Podcasts on iphone

There have been countless thought pieces about the inexorable rise of the podcast market and what we can learn from it. Which is why I’m going to give you another one.

You see, I listen to all of the podcasts all of the time. I’m properly addicted.

As a proud centrist Dad, of course I listen to the Rest Is (insert literally any word here). It’s Parenting Hell whilst doing the dishes or a 7 part series on the history of the Titanic during my commute. I honestly can’t believe the variety and quality of content that is now available to me as a consumer at no cost.

From a JLA perspective, I think there is a link between what podcasts can offer and the continued success of live events, and the associated contribution of external talent.

Firstly, in today’s world of 280 character tweets, TikTok and dual screening, there is a converse movement towards long form content. Tortoise’s slow news concept is a laudable expression of this in print, and long form is the central selling point of a podcast; the focus on a single subject for the best part of an hour, listening to experts doing a deep dive in a certain subject area.

That 45-50 minute mark is exactly the same length as a typical keynote speech at a conference, with the same focus of someone at the top of their subject area, giving insight and a peak behind the curtain to a listening audience.

Secondly, attending an event is akin to being part of a club, especially if it’s an annual event with a returning audience or a trade association conference.
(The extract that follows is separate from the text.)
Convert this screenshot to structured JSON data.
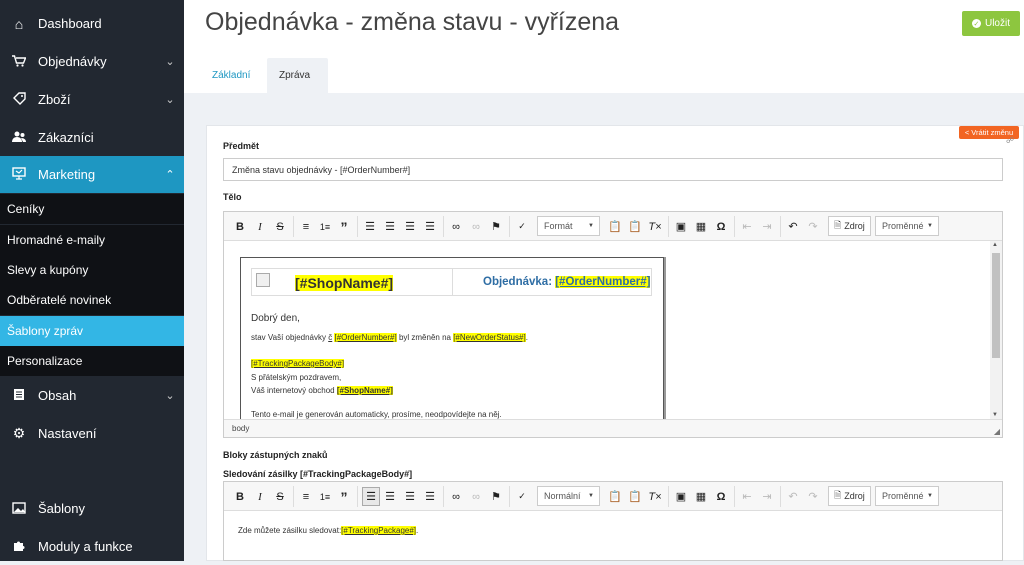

Relationships are formed and in-jokes abound – just like the best podcasts I listen to. It’s like you’re part of a gang and the people you’re listening to are your mates in the pub. You can disagree and have more open conversations, exchange ideas and make each other laugh.

Finally, the ability for listeners to interact with the podcasts hosts mirrors a Q&A at a live event – the big podcasts now have standalone Q&A episodes, aside from the main content piece. At live events, the “in conversation/fireside chat” format is now de rigueur in the way it wasn’t pre pandemic. As podcasts have become more popular, live event formats have become more conversational.

Given I’m writing this a few hours after Sir Keir Starmer’s first speech as Prime Minister outside Number 10, and I’m a self proclaimed political nerd, I thought I’d pick out a few of my favourite politics podcasts.

Political Currency

Less banter more economics isn’t a great sales pitch, but former dispatch box rivals George Osborne & Ed Balls clearly get on and their “Inside the Room” episodes are incredible. Michael Gove was interviewed about his role in the Brexit referendum, and his honesty about the process and lessons learned eight years on is amazing. It felt like an unusual level of openness for someone still in high office.

View Ed Balls’ and George Osborne’s JLA profiles here.

Steve Richards

Not Another One

The new kid on the block, Steve Richards hosts brilliantly and his centre left perspective is balanced with Iain Martin and Tim Montgomerie on the right and Lib Dem supporting Miranda Green. This wider political base allows more philosophical conversations and a proper divergence of views – the recent episode on whether the public are ready to listen to truthful politicians being a good example.

View Steve Richards’ JLA profile here.

Electoral Dysfunction

Probably my pick of the bunch, Beth Rigby hosts, alongside Ruth Davidson and Jess Phillips (newly ennobled Ayesha Hazarika has been depping for Phillips during the election campaign). You get razor sharp insight and a sense of what’s going on in the two main parties, but the tone is warm, funny and informal – it feels like earwigging on a conversation they are having in the pub. You get a sense of the strain it puts on Davidson and Phillips’ personal lives, and they talk about what they do outside politics. It’s a great way of demonstrating the human side of our elected representatives.

View Beth Rigby’s and Ayesha Hazarika’s JLA profiles here.

To hear more of what the above political speakers have to say, simply search for their podcast through your regular podcast provider or contact us to discuss what they can bring to your next event.

Articles

  1. 2024

    July

    June

    May

    April

    March

    February

  2. 2023

    December

    November

    October

    September

    August

    July

    June

    May

    April

    March

    February

    January

  3. 2022

    December

    November

    October

    September

    August

    July

    April

    March

    February

    January

  4. 2021

    December

    November

    October

    September

    August

    July

    June

    May

    March

    February

    January

  5. 2020

    December

    October

    September

    August

    July

    June

    April

  6. 2019

    December

    October

    August

    July

    May

    March

    February

  7. 2018

    October

    September

    July

    April

    February

    January

  8. 2017

    October

    August

    May

    April

    February

  9. 2016

    November

    September

    August

    March

  10. 2015

    November

    October

    September

    August

    June

    March

    February

  11. 2014

    November

    October

    September

    July

    January

  12. 2012

    September